ACTION ITEM — Your answer should show every line of the material below that includes "рассылка".

EXERCISE MATERIAL —
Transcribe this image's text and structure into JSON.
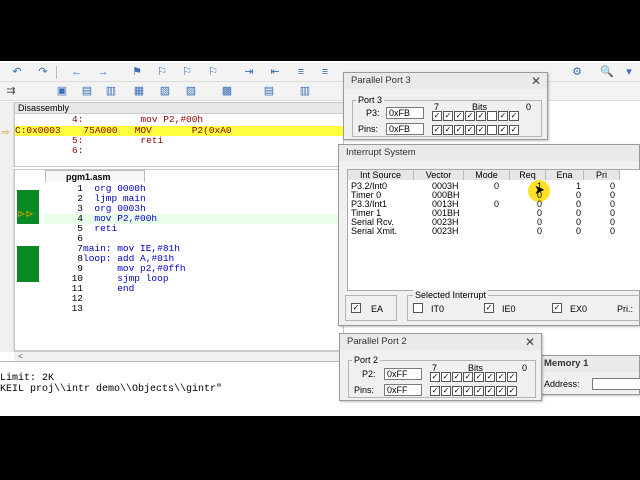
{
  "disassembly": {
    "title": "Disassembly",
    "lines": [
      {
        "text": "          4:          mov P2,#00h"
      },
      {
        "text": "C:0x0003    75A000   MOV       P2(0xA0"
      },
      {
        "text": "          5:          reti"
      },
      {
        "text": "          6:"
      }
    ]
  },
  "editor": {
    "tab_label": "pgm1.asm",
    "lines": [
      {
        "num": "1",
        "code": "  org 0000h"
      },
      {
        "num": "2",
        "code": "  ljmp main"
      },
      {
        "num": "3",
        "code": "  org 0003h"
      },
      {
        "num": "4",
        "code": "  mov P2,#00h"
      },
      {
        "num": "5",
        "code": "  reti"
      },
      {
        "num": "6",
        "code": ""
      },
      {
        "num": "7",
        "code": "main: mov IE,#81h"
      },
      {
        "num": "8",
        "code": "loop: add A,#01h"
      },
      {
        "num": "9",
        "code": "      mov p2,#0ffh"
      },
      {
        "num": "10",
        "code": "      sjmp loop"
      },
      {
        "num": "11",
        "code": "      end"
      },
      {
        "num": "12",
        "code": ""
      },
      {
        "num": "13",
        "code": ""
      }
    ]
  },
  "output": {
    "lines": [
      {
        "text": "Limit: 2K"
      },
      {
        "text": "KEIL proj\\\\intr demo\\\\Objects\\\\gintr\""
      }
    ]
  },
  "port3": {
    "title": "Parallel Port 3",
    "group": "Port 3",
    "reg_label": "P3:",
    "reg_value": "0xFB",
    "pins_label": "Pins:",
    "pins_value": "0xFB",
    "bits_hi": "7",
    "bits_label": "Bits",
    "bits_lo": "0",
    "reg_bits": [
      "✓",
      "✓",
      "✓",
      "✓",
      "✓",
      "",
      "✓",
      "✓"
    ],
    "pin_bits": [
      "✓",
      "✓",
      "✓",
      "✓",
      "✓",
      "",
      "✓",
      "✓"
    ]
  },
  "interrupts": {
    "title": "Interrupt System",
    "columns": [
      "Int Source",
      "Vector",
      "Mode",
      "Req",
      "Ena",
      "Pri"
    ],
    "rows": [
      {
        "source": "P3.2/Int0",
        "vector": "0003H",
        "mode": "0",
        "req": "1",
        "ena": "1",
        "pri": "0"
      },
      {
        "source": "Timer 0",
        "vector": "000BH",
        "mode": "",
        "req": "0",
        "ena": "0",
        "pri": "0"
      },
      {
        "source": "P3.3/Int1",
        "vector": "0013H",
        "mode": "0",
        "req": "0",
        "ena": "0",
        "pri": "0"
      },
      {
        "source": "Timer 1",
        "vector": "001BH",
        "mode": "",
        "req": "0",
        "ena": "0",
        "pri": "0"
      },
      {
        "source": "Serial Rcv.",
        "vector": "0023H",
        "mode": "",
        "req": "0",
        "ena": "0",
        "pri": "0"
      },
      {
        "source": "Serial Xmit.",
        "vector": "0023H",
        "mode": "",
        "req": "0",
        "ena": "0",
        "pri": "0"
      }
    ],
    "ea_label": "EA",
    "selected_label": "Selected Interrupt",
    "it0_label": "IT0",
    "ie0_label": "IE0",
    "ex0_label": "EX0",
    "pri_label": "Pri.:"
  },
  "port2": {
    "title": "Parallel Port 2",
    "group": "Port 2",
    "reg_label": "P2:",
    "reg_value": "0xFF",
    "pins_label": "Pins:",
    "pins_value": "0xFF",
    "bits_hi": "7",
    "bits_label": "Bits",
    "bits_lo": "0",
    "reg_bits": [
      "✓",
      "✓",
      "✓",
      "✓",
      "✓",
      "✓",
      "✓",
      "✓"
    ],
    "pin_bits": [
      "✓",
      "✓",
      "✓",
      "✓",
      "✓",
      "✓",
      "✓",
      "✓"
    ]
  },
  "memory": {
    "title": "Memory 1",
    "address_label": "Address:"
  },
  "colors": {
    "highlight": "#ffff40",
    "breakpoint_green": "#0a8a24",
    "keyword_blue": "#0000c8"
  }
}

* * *

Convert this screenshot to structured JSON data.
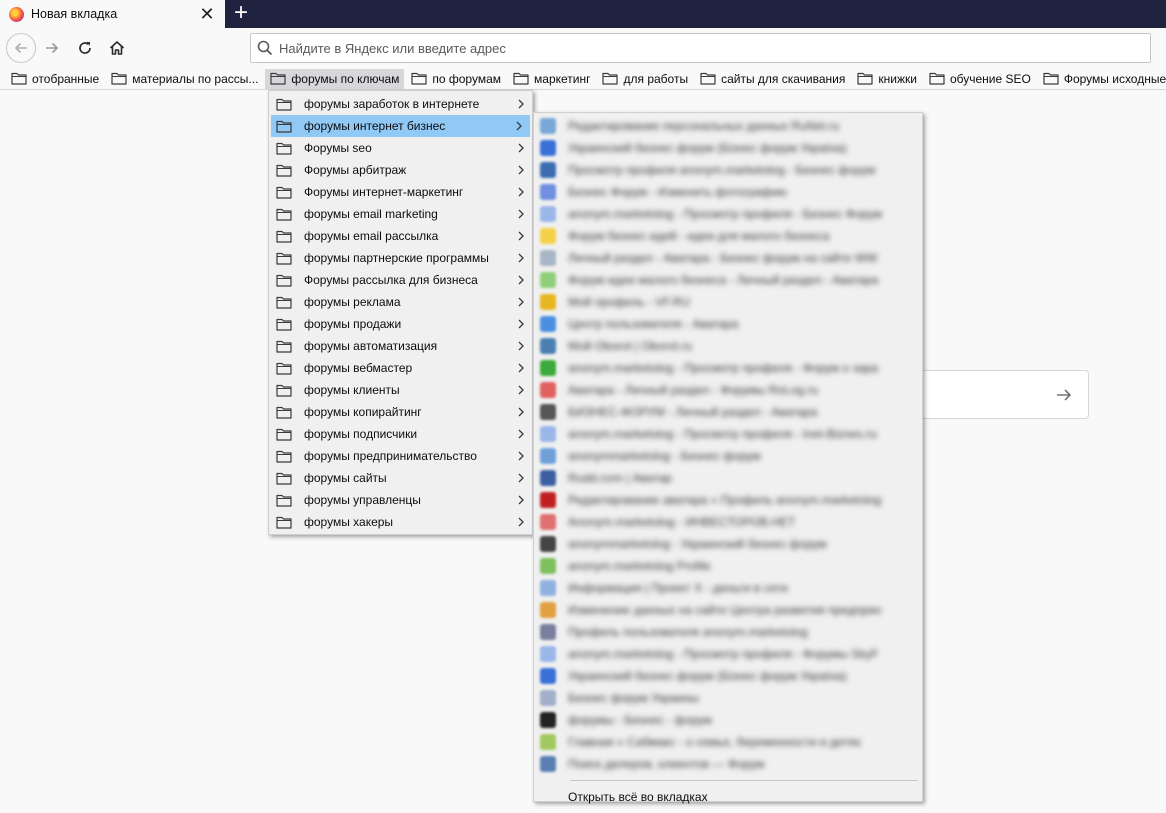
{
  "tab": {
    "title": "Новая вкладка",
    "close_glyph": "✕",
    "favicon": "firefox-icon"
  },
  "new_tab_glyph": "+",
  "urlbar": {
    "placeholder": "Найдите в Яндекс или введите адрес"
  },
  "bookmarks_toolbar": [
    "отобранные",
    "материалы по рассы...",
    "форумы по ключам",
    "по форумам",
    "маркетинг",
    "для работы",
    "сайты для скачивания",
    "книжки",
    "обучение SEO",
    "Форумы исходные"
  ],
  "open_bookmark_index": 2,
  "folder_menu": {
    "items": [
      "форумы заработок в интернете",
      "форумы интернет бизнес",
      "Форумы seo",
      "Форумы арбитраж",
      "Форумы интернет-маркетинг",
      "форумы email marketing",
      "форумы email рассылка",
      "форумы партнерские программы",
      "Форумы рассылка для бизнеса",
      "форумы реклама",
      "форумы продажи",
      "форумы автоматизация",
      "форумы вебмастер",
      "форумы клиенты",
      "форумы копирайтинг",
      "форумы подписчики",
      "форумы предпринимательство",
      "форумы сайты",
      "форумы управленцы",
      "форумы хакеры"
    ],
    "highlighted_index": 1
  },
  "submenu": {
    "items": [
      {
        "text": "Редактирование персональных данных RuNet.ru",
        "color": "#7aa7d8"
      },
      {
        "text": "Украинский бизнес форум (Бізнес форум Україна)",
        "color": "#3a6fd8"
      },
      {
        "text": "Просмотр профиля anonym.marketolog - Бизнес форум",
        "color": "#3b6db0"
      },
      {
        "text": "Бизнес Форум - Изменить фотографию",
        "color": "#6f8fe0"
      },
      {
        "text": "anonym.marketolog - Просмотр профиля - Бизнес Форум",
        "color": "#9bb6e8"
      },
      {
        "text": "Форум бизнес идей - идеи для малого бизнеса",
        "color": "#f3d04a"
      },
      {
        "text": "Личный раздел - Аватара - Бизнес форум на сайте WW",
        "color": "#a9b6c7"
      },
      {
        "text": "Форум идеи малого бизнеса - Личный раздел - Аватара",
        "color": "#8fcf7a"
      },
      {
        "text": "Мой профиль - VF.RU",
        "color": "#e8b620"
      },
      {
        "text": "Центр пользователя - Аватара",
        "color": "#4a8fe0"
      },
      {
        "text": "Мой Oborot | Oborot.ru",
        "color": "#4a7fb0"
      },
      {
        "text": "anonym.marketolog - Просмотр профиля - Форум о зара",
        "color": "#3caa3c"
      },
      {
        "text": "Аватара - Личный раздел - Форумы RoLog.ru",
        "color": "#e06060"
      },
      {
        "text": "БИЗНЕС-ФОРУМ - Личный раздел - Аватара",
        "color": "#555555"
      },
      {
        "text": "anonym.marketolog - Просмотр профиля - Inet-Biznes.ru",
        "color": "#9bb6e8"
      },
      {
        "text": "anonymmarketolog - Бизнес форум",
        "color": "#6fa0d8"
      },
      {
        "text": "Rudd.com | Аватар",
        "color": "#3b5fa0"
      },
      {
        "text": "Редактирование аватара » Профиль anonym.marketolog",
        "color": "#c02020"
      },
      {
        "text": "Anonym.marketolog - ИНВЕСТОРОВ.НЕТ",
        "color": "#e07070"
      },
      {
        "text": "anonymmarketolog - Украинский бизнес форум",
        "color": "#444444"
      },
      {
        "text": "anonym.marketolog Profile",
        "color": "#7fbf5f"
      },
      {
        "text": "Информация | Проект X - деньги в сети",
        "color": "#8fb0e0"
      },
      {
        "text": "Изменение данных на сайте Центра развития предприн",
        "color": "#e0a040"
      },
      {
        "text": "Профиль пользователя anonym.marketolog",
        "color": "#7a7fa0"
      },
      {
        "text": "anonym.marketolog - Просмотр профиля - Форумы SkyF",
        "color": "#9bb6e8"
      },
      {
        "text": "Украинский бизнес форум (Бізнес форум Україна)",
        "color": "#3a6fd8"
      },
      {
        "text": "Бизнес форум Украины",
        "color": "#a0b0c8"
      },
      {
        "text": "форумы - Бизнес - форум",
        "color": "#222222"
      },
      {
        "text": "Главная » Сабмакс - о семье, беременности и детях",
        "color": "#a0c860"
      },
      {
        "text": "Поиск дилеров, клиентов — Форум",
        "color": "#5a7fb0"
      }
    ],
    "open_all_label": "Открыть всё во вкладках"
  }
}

TASK OUTPUT —
      "форумы email рассылка",
      "Форумы рассылка для бизнеса",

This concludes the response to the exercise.